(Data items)
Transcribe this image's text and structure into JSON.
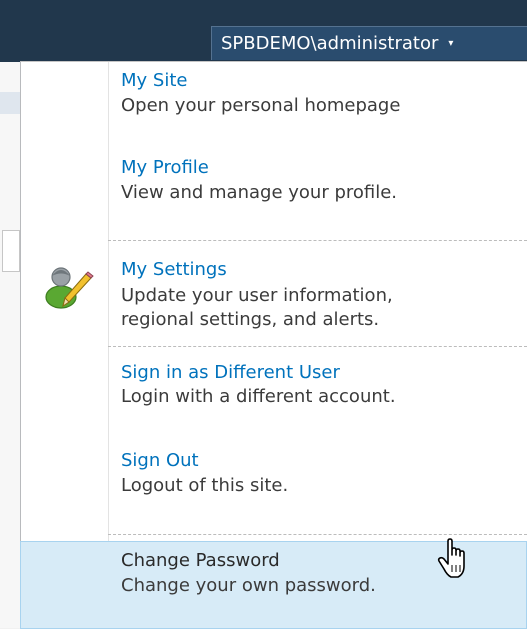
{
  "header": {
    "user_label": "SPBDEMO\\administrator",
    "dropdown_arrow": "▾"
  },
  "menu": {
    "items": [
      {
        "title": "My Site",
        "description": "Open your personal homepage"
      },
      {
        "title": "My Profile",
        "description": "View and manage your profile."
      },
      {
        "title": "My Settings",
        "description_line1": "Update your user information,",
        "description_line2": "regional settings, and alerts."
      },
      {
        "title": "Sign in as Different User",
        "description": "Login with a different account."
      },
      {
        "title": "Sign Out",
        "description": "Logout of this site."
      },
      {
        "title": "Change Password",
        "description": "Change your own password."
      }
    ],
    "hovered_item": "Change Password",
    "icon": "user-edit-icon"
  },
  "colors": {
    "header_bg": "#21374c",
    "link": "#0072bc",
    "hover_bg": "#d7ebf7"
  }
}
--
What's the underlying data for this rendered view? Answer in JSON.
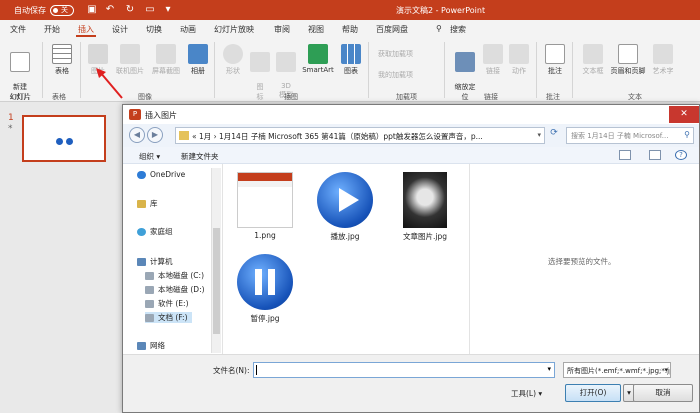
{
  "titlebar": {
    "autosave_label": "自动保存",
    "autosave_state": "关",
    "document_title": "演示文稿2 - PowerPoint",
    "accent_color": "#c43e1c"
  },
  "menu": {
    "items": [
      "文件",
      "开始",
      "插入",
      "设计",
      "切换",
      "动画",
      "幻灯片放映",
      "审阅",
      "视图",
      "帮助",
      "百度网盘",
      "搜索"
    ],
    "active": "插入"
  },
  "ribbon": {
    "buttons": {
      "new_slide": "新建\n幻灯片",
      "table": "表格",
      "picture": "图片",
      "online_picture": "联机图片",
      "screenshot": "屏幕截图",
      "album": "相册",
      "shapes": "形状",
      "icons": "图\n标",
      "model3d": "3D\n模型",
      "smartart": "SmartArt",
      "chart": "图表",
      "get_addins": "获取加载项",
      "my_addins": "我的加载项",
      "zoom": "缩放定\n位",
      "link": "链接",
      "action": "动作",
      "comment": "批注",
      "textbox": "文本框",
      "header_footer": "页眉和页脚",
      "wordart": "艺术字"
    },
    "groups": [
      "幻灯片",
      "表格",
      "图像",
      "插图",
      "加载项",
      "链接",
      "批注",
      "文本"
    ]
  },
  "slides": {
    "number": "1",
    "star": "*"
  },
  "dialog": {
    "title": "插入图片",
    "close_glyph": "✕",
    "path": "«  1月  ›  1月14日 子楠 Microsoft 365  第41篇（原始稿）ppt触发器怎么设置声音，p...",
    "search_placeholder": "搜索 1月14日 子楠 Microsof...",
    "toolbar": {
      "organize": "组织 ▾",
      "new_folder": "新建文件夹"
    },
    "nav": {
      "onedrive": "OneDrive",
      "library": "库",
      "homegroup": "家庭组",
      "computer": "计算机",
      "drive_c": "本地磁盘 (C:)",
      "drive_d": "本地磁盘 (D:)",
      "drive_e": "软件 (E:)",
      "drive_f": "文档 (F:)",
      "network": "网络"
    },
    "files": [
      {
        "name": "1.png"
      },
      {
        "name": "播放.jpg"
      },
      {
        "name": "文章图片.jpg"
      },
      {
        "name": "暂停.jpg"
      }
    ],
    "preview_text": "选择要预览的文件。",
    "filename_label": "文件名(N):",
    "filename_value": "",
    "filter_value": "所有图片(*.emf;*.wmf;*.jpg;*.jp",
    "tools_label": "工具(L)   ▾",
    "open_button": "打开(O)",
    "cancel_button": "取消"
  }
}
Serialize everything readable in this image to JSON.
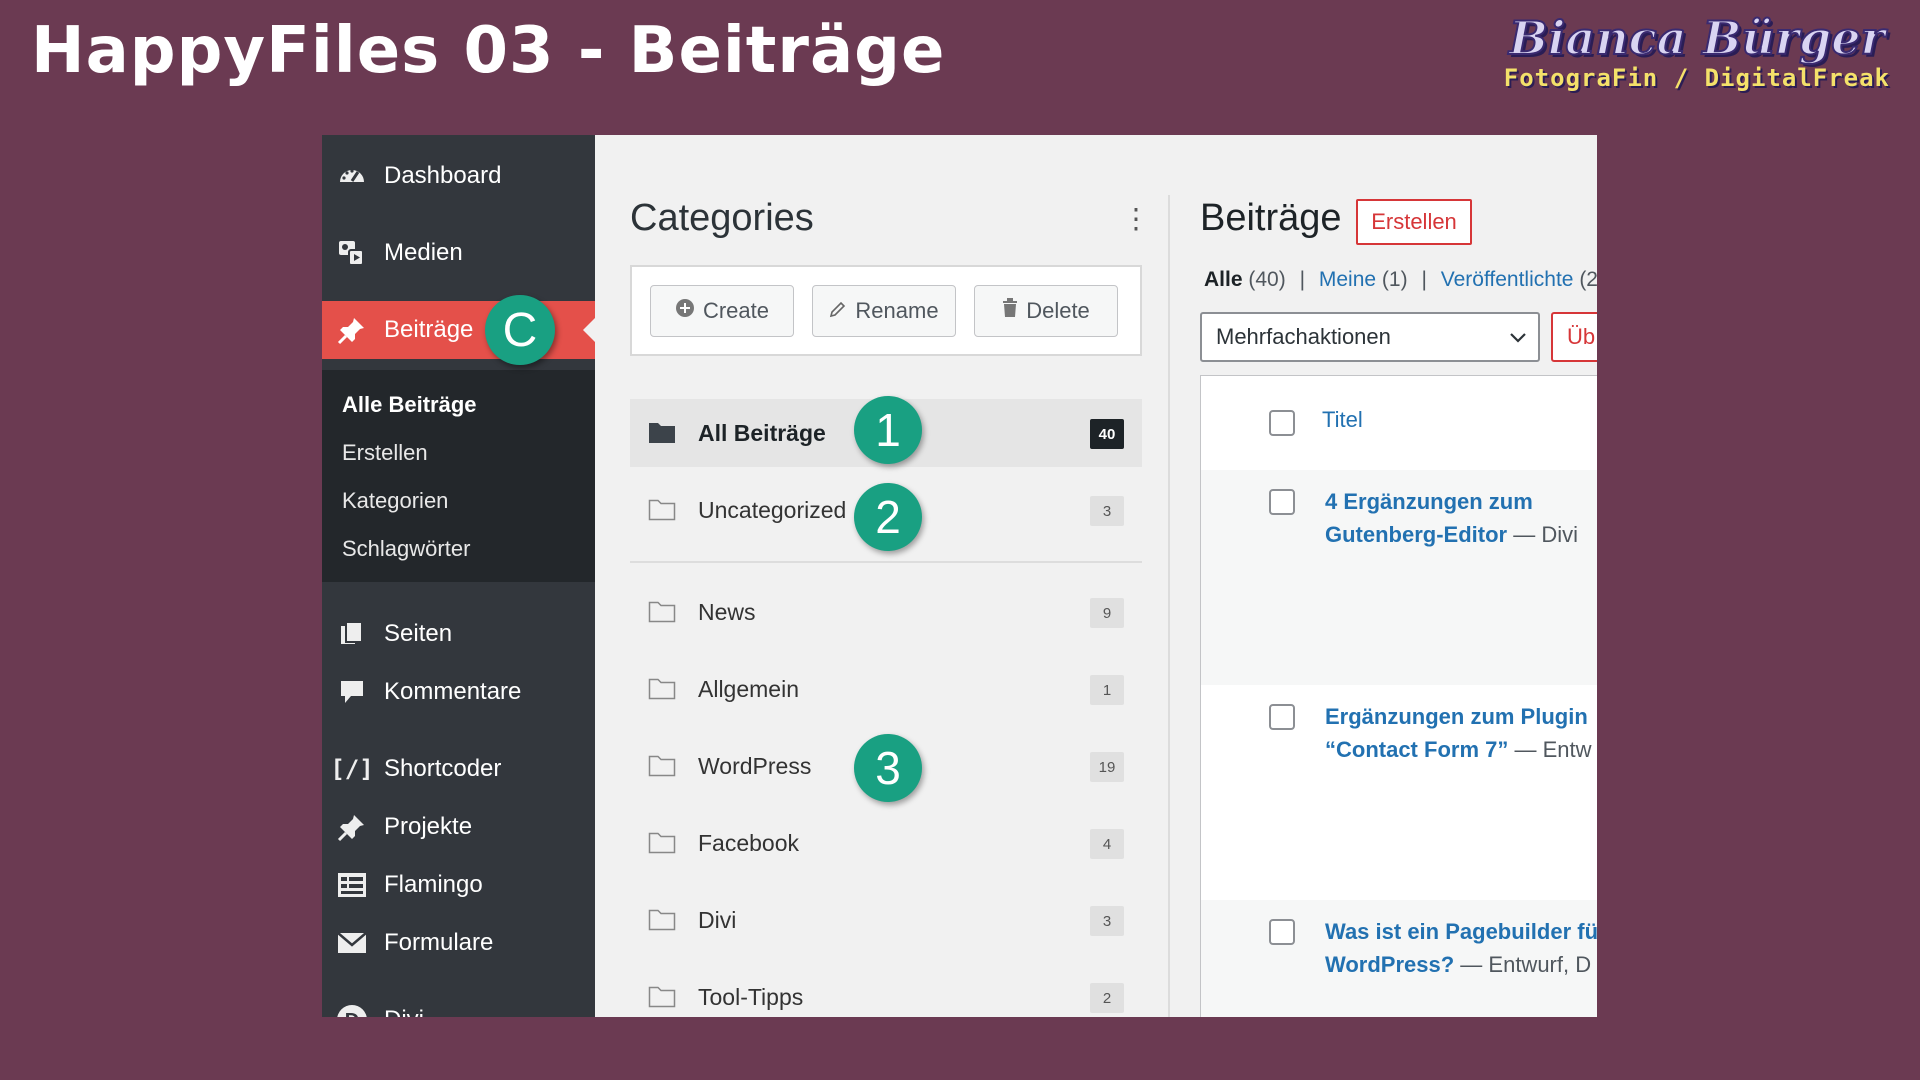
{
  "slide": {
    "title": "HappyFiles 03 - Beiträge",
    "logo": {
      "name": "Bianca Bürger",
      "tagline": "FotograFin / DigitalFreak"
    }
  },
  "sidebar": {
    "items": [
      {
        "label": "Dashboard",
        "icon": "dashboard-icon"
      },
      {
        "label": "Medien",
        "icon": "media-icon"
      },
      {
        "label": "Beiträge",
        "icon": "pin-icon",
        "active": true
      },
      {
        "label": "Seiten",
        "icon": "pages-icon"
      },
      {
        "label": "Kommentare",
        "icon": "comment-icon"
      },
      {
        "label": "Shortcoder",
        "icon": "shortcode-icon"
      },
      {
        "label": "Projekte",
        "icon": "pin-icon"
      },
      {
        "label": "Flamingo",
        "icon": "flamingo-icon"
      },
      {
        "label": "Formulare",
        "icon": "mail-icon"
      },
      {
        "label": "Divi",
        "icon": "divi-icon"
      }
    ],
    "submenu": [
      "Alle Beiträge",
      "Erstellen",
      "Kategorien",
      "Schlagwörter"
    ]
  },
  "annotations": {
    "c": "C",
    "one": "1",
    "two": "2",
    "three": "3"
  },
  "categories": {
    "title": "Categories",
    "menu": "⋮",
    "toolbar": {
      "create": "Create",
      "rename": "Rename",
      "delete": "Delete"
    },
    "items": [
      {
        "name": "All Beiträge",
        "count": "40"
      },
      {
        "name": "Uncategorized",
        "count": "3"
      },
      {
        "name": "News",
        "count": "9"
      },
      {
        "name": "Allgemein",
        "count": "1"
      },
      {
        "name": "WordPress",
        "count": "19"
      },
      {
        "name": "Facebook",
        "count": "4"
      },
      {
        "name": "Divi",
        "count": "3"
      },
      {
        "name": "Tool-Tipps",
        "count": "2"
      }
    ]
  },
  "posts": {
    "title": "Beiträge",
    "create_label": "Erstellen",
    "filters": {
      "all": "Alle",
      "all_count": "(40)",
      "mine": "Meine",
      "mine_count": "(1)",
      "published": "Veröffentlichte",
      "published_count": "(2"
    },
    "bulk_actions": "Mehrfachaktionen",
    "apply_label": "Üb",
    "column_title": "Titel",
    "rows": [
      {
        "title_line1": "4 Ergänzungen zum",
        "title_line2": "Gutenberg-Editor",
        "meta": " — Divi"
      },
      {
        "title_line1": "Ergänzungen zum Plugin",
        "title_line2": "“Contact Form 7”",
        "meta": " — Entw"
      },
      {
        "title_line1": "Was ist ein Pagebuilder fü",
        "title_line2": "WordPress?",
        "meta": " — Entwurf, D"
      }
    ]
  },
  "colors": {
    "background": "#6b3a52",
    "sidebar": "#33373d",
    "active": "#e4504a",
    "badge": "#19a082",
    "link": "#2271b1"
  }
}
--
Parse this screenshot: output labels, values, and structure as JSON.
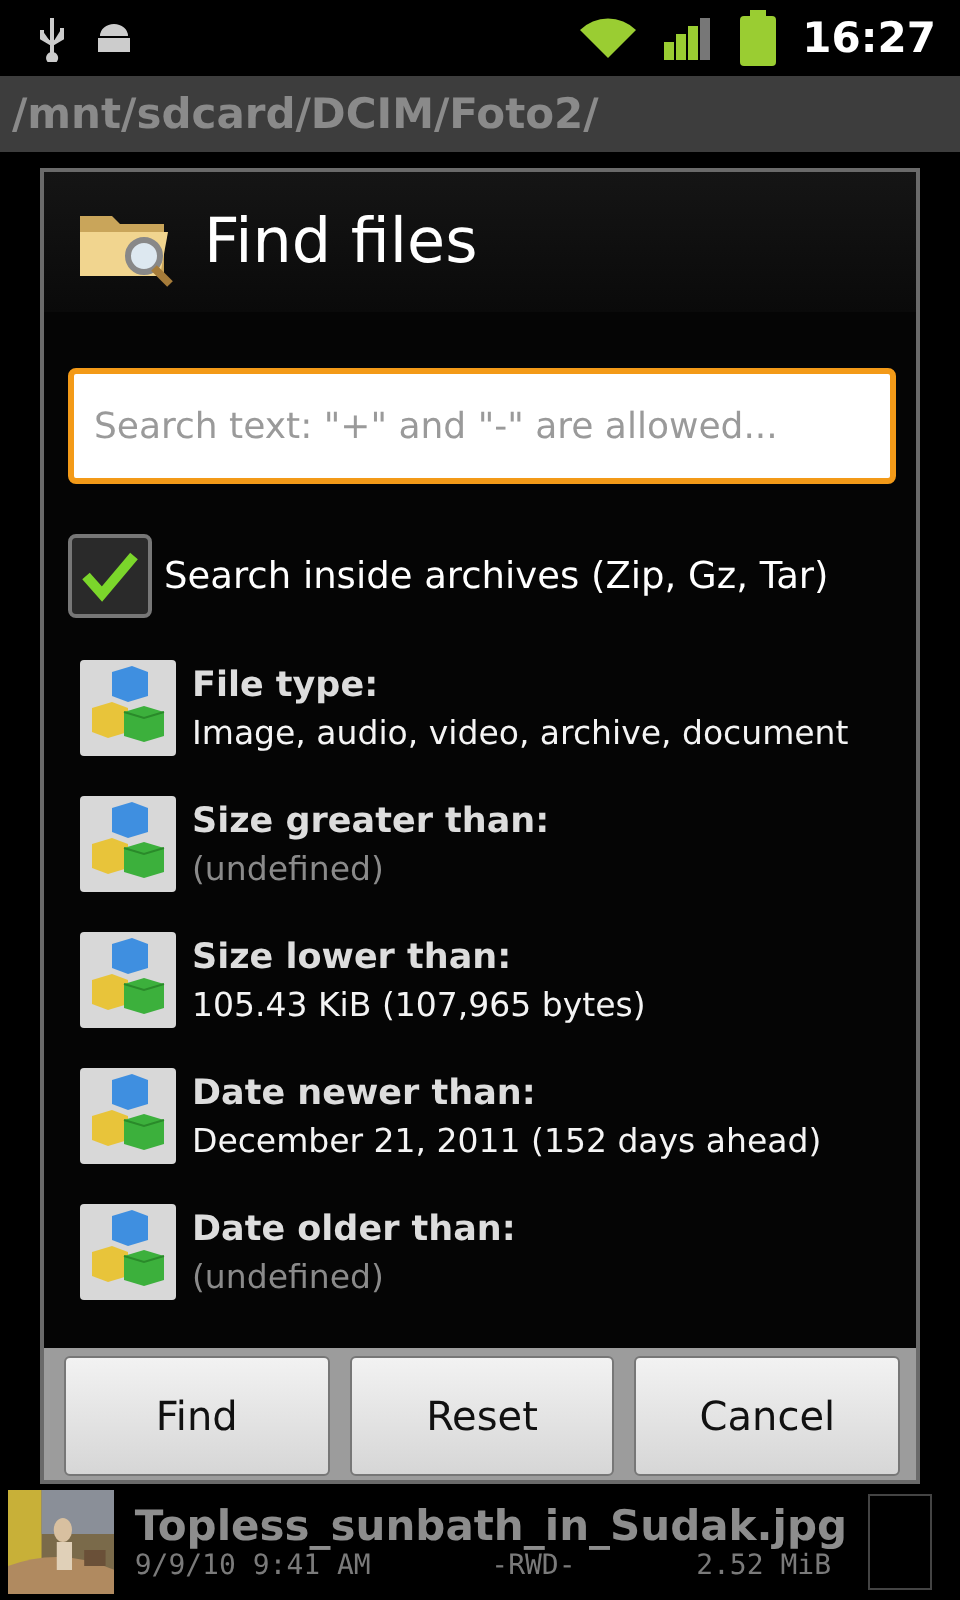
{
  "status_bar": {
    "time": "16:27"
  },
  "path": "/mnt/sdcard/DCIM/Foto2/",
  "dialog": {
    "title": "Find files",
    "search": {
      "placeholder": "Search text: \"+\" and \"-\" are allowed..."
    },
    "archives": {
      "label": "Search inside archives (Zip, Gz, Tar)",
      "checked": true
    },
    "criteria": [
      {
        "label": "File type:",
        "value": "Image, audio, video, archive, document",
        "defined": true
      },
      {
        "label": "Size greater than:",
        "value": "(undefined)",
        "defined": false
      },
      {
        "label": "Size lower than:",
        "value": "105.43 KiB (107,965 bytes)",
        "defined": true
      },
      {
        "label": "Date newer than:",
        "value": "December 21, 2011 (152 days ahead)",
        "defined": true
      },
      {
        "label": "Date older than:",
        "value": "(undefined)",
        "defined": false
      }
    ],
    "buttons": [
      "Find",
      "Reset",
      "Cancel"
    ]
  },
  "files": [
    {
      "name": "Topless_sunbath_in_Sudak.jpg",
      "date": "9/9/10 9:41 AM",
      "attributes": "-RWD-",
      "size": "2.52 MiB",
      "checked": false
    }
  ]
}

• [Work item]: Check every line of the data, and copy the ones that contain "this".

• [Exercise response]:
Transcribe this image's text and structure into JSON.
        "description": "Logout of this site."
What's the underlying data for this rendered view? Answer in JSON.
Serialize everything readable in this image to JSON.
Parse this screenshot: output labels, values, and structure as JSON.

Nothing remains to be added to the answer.